My standard way of preparing crunchy vegetables such as snap peas, broccoli, cauliflower or green beans is to blanch and then immediately chill them in very cold water. They’re ready to serve cold along with a preferred dip, or just plain, since they have that touch of sweetness that comes with fresh picked produce. I think of them as vegetable antipasti, to be accompanied by a few olives and some cheese.

The snap peas are blanched for only a minute or two, the broccoli flowerets and green beans a bit longer. Wait for the green vegetables to turn a brighter, slightly iridescent green and then quickly remove to the cold water bath to stop the cooking process. A few ice cubes always helps, especially for the snap peas. Cauliflower needs to blanch a bit longer, to when it just starts to get soft, before transferring it to the cold bath.

The benefit of the blanch and chill process is that the vegetables are also now ready for freezing. Except for the snap peas, which are too delicate, any surplus can go straight into a freezer bag. To prevent ice build up make sure to dry the chilled produce off first and then squeeze out as much air from the filled bag. In the deep of winter the green or white bits of summer are welcome additions to soups or stews.

The flow of peppers has begun as well, led off by the sweet yellow Gypsy variety. Besides having them fresh, I also roast them for a Provençal style appetizer. Cut them in half, remove the seeds and stem, brush the skins with olive oil, sprinkle with sea salt, and place skin side up on parchment paper in a roasting pan. I let them brown or char slightly under the broiler for a smokey flavor. I freeze the extras, stacked flat in quart bags for later use.

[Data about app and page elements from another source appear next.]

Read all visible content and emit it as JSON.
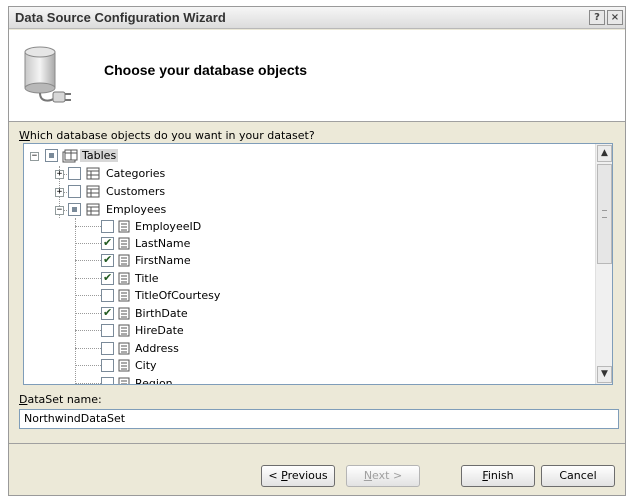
{
  "window": {
    "title": "Data Source Configuration Wizard",
    "help_glyph": "?",
    "close_glyph": "×"
  },
  "header": {
    "title": "Choose your database objects",
    "icon": "database-plug-icon"
  },
  "prompt": {
    "accel": "W",
    "rest": "hich database objects do you want in your dataset?"
  },
  "tree": {
    "root": {
      "label": "Tables",
      "state": "partial",
      "expanded": true
    },
    "tables": [
      {
        "label": "Categories",
        "state": "unchecked",
        "expanded": false
      },
      {
        "label": "Customers",
        "state": "unchecked",
        "expanded": false
      },
      {
        "label": "Employees",
        "state": "partial",
        "expanded": true
      }
    ],
    "columns": [
      {
        "label": "EmployeeID",
        "checked": false
      },
      {
        "label": "LastName",
        "checked": true
      },
      {
        "label": "FirstName",
        "checked": true
      },
      {
        "label": "Title",
        "checked": true
      },
      {
        "label": "TitleOfCourtesy",
        "checked": false
      },
      {
        "label": "BirthDate",
        "checked": true
      },
      {
        "label": "HireDate",
        "checked": false
      },
      {
        "label": "Address",
        "checked": false
      },
      {
        "label": "City",
        "checked": false
      },
      {
        "label": "Region",
        "checked": false
      }
    ]
  },
  "dataset": {
    "label_accel": "D",
    "label_rest": "ataSet name:",
    "value": "NorthwindDataSet"
  },
  "buttons": {
    "previous": {
      "pre": "< ",
      "accel": "P",
      "rest": "revious"
    },
    "next": {
      "accel": "N",
      "rest": "ext >"
    },
    "finish": {
      "accel": "F",
      "rest": "inish"
    },
    "cancel": "Cancel"
  }
}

Currently in the garden, the Blue Lake pole beans have reached the top of the three parallel 8-foot high x 8-foot long trellises and are trying to go higher still. To keep the beans within reach, I am training the ever upward spiraling stems to go horizontally onto connecting rafter poles laid between the tops of the trellises. It is a daily task since the leaders, following the call of heliotrophism, constantly keep growing towards the sun. The aim is to have a leafy arbor between the trellises, with the later ripening beans from the upper parts of the plants hanging straight down overhead, making for easy picking, though it will take a step ladder to reach them. But the initial rush of beans will start lower down on the side walls of the trellises. An Arch of Beans.